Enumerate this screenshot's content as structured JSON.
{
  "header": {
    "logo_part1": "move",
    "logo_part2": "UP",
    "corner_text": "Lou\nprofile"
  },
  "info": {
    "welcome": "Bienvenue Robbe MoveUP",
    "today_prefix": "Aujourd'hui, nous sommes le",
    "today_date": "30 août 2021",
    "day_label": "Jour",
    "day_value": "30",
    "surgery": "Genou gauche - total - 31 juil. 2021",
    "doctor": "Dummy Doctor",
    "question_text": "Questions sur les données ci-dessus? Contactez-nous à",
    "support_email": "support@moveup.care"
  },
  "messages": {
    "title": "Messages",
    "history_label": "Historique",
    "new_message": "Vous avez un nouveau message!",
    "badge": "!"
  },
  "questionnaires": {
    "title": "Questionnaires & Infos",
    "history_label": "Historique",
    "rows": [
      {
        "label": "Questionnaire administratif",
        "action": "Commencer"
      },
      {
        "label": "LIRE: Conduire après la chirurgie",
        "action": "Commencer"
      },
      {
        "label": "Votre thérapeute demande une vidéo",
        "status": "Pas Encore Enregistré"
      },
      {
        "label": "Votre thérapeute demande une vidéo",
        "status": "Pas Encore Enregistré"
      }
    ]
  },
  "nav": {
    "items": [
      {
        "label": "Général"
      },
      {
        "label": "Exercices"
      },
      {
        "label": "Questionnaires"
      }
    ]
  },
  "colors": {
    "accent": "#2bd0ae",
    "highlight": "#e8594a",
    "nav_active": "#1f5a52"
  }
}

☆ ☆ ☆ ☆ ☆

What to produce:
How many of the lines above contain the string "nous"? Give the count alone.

Task output:
2